-------- THE INPUT --------

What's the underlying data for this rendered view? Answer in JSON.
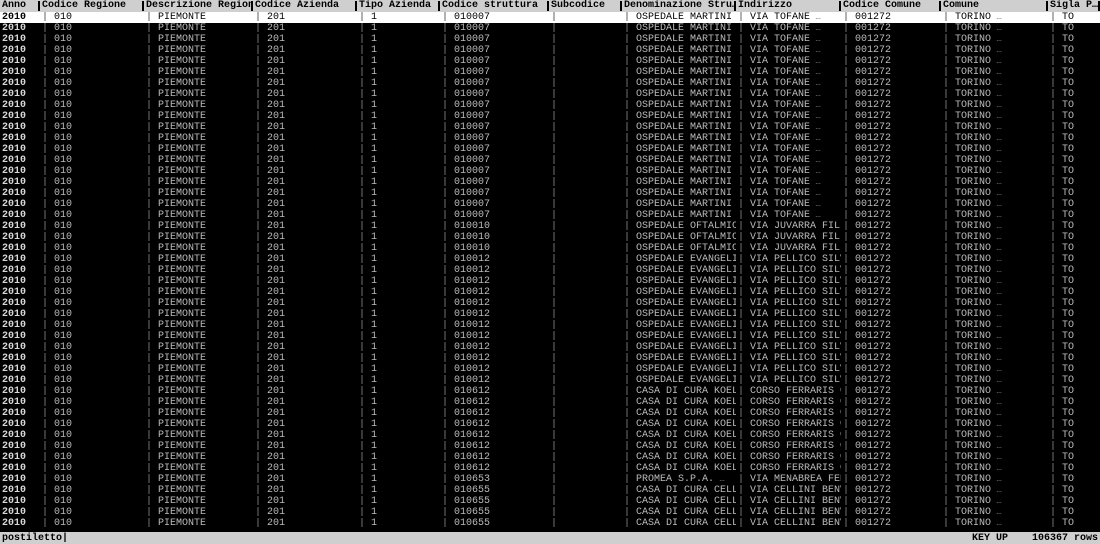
{
  "columns": [
    {
      "key": "anno",
      "label": "Anno",
      "width": 40,
      "cls": "anno"
    },
    {
      "key": "codice_regione",
      "label": "Codice Regione",
      "width": 104,
      "cls": "cell"
    },
    {
      "key": "descrizione_regione",
      "label": "Descrizione Region…",
      "width": 109,
      "cls": "cell"
    },
    {
      "key": "codice_azienda",
      "label": "Codice Azienda",
      "width": 104,
      "cls": "cell"
    },
    {
      "key": "tipo_azienda",
      "label": "Tipo Azienda",
      "width": 83,
      "cls": "cell"
    },
    {
      "key": "codice_struttura",
      "label": "Codice struttura",
      "width": 109,
      "cls": "cell"
    },
    {
      "key": "subcodice",
      "label": "Subcodice",
      "width": 73,
      "cls": "cell"
    },
    {
      "key": "denominazione",
      "label": "Denominazione Stru…",
      "width": 114,
      "cls": "cell ellip"
    },
    {
      "key": "indirizzo",
      "label": "Indirizzo",
      "width": 105,
      "cls": "cell ellip"
    },
    {
      "key": "codice_comune",
      "label": "Codice Comune",
      "width": 100,
      "cls": "cell"
    },
    {
      "key": "comune",
      "label": "Comune",
      "width": 107,
      "cls": "cell ellip"
    },
    {
      "key": "sigla_p",
      "label": "Sigla P…",
      "width": 52,
      "cls": "cell"
    }
  ],
  "groups": [
    {
      "count": 19,
      "row": {
        "anno": "2010",
        "codice_regione": "010",
        "descrizione_regione": "PIEMONTE",
        "codice_azienda": "201",
        "tipo_azienda": "1",
        "codice_struttura": "010007",
        "subcodice": "",
        "denominazione": "OSPEDALE MARTINI",
        "indirizzo": "VIA TOFANE",
        "codice_comune": "001272",
        "comune": "TORINO",
        "sigla_p": "TO"
      }
    },
    {
      "count": 3,
      "row": {
        "anno": "2010",
        "codice_regione": "010",
        "descrizione_regione": "PIEMONTE",
        "codice_azienda": "201",
        "tipo_azienda": "1",
        "codice_struttura": "010010",
        "subcodice": "",
        "denominazione": "OSPEDALE OFTALMICO…",
        "indirizzo": "VIA JUVARRA FILIPP…",
        "codice_comune": "001272",
        "comune": "TORINO",
        "sigla_p": "TO"
      }
    },
    {
      "count": 12,
      "row": {
        "anno": "2010",
        "codice_regione": "010",
        "descrizione_regione": "PIEMONTE",
        "codice_azienda": "201",
        "tipo_azienda": "1",
        "codice_struttura": "010012",
        "subcodice": "",
        "denominazione": "OSPEDALE EVANGELIC…",
        "indirizzo": "VIA PELLICO SILVIO…",
        "codice_comune": "001272",
        "comune": "TORINO",
        "sigla_p": "TO"
      }
    },
    {
      "count": 8,
      "row": {
        "anno": "2010",
        "codice_regione": "010",
        "descrizione_regione": "PIEMONTE",
        "codice_azienda": "201",
        "tipo_azienda": "1",
        "codice_struttura": "010612",
        "subcodice": "",
        "denominazione": "CASA DI CURA KOELL…",
        "indirizzo": "CORSO FERRARIS GAL…",
        "codice_comune": "001272",
        "comune": "TORINO",
        "sigla_p": "TO"
      }
    },
    {
      "count": 1,
      "row": {
        "anno": "2010",
        "codice_regione": "010",
        "descrizione_regione": "PIEMONTE",
        "codice_azienda": "201",
        "tipo_azienda": "1",
        "codice_struttura": "010653",
        "subcodice": "",
        "denominazione": "PROMEA S.P.A.",
        "indirizzo": "VIA MENABREA FEDER…",
        "codice_comune": "001272",
        "comune": "TORINO",
        "sigla_p": "TO"
      }
    },
    {
      "count": 4,
      "row": {
        "anno": "2010",
        "codice_regione": "010",
        "descrizione_regione": "PIEMONTE",
        "codice_azienda": "201",
        "tipo_azienda": "1",
        "codice_struttura": "010655",
        "subcodice": "",
        "denominazione": "CASA DI CURA CELLI…",
        "indirizzo": "VIA CELLINI BENVEN…",
        "codice_comune": "001272",
        "comune": "TORINO",
        "sigla_p": "TO"
      }
    }
  ],
  "selected_row_index": 0,
  "status": {
    "left": "postiletto|",
    "key": "KEY UP",
    "rowcount": "106367 rows"
  }
}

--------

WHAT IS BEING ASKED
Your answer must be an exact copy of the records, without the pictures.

YOUR RESPONSE
What's the underlying data for this rendered view? Answer in JSON.
{
  "columns": [
    {
      "key": "anno",
      "label": "Anno",
      "width": 40,
      "cls": "anno"
    },
    {
      "key": "codice_regione",
      "label": "Codice Regione",
      "width": 104,
      "cls": "cell"
    },
    {
      "key": "descrizione_regione",
      "label": "Descrizione Region…",
      "width": 109,
      "cls": "cell"
    },
    {
      "key": "codice_azienda",
      "label": "Codice Azienda",
      "width": 104,
      "cls": "cell"
    },
    {
      "key": "tipo_azienda",
      "label": "Tipo Azienda",
      "width": 83,
      "cls": "cell"
    },
    {
      "key": "codice_struttura",
      "label": "Codice struttura",
      "width": 109,
      "cls": "cell"
    },
    {
      "key": "subcodice",
      "label": "Subcodice",
      "width": 73,
      "cls": "cell"
    },
    {
      "key": "denominazione",
      "label": "Denominazione Stru…",
      "width": 114,
      "cls": "cell ellip"
    },
    {
      "key": "indirizzo",
      "label": "Indirizzo",
      "width": 105,
      "cls": "cell ellip"
    },
    {
      "key": "codice_comune",
      "label": "Codice Comune",
      "width": 100,
      "cls": "cell"
    },
    {
      "key": "comune",
      "label": "Comune",
      "width": 107,
      "cls": "cell ellip"
    },
    {
      "key": "sigla_p",
      "label": "Sigla P…",
      "width": 52,
      "cls": "cell"
    }
  ],
  "groups": [
    {
      "count": 19,
      "row": {
        "anno": "2010",
        "codice_regione": "010",
        "descrizione_regione": "PIEMONTE",
        "codice_azienda": "201",
        "tipo_azienda": "1",
        "codice_struttura": "010007",
        "subcodice": "",
        "denominazione": "OSPEDALE MARTINI",
        "indirizzo": "VIA TOFANE",
        "codice_comune": "001272",
        "comune": "TORINO",
        "sigla_p": "TO"
      }
    },
    {
      "count": 3,
      "row": {
        "anno": "2010",
        "codice_regione": "010",
        "descrizione_regione": "PIEMONTE",
        "codice_azienda": "201",
        "tipo_azienda": "1",
        "codice_struttura": "010010",
        "subcodice": "",
        "denominazione": "OSPEDALE OFTALMICO…",
        "indirizzo": "VIA JUVARRA FILIPP…",
        "codice_comune": "001272",
        "comune": "TORINO",
        "sigla_p": "TO"
      }
    },
    {
      "count": 12,
      "row": {
        "anno": "2010",
        "codice_regione": "010",
        "descrizione_regione": "PIEMONTE",
        "codice_azienda": "201",
        "tipo_azienda": "1",
        "codice_struttura": "010012",
        "subcodice": "",
        "denominazione": "OSPEDALE EVANGELIC…",
        "indirizzo": "VIA PELLICO SILVIO…",
        "codice_comune": "001272",
        "comune": "TORINO",
        "sigla_p": "TO"
      }
    },
    {
      "count": 8,
      "row": {
        "anno": "2010",
        "codice_regione": "010",
        "descrizione_regione": "PIEMONTE",
        "codice_azienda": "201",
        "tipo_azienda": "1",
        "codice_struttura": "010612",
        "subcodice": "",
        "denominazione": "CASA DI CURA KOELL…",
        "indirizzo": "CORSO FERRARIS GAL…",
        "codice_comune": "001272",
        "comune": "TORINO",
        "sigla_p": "TO"
      }
    },
    {
      "count": 1,
      "row": {
        "anno": "2010",
        "codice_regione": "010",
        "descrizione_regione": "PIEMONTE",
        "codice_azienda": "201",
        "tipo_azienda": "1",
        "codice_struttura": "010653",
        "subcodice": "",
        "denominazione": "PROMEA S.P.A.",
        "indirizzo": "VIA MENABREA FEDER…",
        "codice_comune": "001272",
        "comune": "TORINO",
        "sigla_p": "TO"
      }
    },
    {
      "count": 4,
      "row": {
        "anno": "2010",
        "codice_regione": "010",
        "descrizione_regione": "PIEMONTE",
        "codice_azienda": "201",
        "tipo_azienda": "1",
        "codice_struttura": "010655",
        "subcodice": "",
        "denominazione": "CASA DI CURA CELLI…",
        "indirizzo": "VIA CELLINI BENVEN…",
        "codice_comune": "001272",
        "comune": "TORINO",
        "sigla_p": "TO"
      }
    }
  ],
  "selected_row_index": 0,
  "status": {
    "left": "postiletto|",
    "key": "KEY UP",
    "rowcount": "106367 rows"
  }
}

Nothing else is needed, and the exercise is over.